So, originally, I was going to have the gun and shield only work via just aiming the mouse differently.
Then I realized that would make the combat 110% more awkward. Maybe if I had set it up for controllers? But that is the root of the gameplay, and why things work the way they do.
I’m glad you liked that little level design flourish. Having Godot as a tool for building levels helped me do a lot with a few mechanics.
I’ll have to try to clean up the windows/Mac builds after the jam.
There are definitely a lot of little technical polishes I didn’t quite have time for, I got started late, and was adding content to the last hour. I’ll try to make sure windows builds are better in the future.
Thinking about this more, I have a least one more idea for how it could be used (basically in a room that is a wall of rocket launchers, with some robots that need to die).
But yeah, I would call the shoot/block dance the core mechanic, and the protection from the rear more of a cherry on top, still.

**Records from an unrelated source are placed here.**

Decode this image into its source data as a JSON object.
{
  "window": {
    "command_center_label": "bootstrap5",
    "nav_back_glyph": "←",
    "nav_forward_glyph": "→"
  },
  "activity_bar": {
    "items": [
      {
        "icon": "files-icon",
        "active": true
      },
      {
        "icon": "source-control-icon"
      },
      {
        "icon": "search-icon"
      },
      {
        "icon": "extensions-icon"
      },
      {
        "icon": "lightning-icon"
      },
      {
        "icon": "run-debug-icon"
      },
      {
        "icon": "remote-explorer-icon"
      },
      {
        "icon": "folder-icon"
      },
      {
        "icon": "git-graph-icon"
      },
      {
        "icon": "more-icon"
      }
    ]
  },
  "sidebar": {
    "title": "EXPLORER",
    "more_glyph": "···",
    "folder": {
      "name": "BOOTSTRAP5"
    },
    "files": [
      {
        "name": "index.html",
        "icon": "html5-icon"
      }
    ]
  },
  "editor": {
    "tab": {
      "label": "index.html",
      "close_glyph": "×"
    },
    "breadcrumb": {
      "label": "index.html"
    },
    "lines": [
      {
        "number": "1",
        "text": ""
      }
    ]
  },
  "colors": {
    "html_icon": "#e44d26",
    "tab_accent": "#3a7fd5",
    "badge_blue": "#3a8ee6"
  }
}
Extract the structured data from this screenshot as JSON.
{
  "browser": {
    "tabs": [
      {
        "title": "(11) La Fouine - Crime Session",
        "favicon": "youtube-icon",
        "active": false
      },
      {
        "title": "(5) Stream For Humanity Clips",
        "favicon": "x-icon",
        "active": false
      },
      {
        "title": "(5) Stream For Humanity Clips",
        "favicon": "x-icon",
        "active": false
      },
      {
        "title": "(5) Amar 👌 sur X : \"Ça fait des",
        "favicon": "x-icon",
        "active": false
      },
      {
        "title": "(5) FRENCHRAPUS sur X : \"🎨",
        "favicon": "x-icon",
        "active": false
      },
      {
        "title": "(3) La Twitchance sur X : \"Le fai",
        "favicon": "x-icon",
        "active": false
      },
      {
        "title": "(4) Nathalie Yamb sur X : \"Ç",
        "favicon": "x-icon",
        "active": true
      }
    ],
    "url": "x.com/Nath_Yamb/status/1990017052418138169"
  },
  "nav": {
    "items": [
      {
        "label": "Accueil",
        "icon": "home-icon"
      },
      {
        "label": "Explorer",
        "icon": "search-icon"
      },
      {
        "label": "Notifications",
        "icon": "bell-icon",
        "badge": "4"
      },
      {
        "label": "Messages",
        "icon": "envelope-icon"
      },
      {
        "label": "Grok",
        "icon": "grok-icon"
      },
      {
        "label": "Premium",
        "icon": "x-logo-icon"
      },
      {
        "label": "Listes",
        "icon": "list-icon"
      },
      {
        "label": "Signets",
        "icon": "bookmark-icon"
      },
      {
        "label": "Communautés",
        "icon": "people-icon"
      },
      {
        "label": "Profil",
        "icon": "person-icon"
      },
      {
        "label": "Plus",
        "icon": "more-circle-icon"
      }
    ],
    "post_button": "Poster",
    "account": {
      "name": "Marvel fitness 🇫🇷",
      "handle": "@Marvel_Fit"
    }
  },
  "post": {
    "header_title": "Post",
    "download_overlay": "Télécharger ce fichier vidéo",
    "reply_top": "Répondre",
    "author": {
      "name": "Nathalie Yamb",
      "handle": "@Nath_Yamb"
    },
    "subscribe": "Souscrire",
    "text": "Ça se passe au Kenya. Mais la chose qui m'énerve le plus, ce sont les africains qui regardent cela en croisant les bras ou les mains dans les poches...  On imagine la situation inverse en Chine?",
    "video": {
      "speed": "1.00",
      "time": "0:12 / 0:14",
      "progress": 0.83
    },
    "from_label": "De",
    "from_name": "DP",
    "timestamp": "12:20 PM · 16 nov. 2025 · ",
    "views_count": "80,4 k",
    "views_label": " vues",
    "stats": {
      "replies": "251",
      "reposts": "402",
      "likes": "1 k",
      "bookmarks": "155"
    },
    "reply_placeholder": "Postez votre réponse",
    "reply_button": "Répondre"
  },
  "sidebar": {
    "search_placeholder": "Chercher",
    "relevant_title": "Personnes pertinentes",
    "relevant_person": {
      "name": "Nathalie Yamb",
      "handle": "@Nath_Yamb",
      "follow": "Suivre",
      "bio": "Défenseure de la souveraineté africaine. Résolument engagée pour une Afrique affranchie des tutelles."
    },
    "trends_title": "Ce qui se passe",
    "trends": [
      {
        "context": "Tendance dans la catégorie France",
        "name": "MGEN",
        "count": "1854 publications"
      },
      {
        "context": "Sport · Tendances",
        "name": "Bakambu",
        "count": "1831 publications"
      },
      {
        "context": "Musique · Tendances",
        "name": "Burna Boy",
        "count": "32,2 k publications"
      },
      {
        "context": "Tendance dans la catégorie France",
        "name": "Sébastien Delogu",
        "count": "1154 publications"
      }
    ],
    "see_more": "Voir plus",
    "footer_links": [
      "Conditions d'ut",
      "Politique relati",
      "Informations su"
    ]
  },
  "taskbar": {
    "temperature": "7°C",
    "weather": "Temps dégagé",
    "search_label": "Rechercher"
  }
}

Gotcha. Do you happen to have any tips on avoiding audio mixing issues and/or heading them off at the pass? I happened to create the explosion sound I used in bfxr, which often needs finessing, but it didn’t sound like overkill for me when I was making it?
It sounded ok in my earbuds, and the musician was able, after the jam, to make/source some sounds that are less harsh, which I intend to use in a post-jam version.
What audio setup did you play it with?
I mean, I think the core mechanic is about more than just shooting backwards.
It’s a cool trick, but I don’t know if I have enough ideas for how to do that all the time.
For me, the core is the dance between you and the robots, and that final gun is a nice cherry on top.
I’ll try to keep that in mind, though.
Yeah, the “joined together” in my mind was the shield and the gun (and the fact that you have both at all times. The right-click isn’t anything special, just makes it easier to block effectively), and the fact that the story is about siblings re-uniting.
It’s not a super tight fit, granted, yeah.
It’s a decent game, though there’s lots little bits of polish missing. Probably biggest complaint I have is using filtering for sprite upscaling rather than nearest neighbor. Some sprites do that, some do not.
It is definitely nice to see 3 levels. I think this game is missing some sort of dodge mechanic, maybe a way to swat bullets down? Level 3 gets pretty challenging and feels like you almost need to get lucky to get past the beginning.
Still, I like the idea of saving the world across time, with increasing levels of anacronism.
The game was fun, the use of the art kit is super clean, if a bit obvious, though there’s a lot of neat little bits of polish, like the tank turret bobbing.
It’d be nice to know how far we have to protect the missile for.
So, the game looks like pretty solid, though it’s missing an end-game and a tutorial. The two gameplay modes work nicely and complement each other well. If you were to create a larger game from this, I’d buff the turrets, and add some variety to them.
I like the art style a lot, solid work with the shaders and art theme!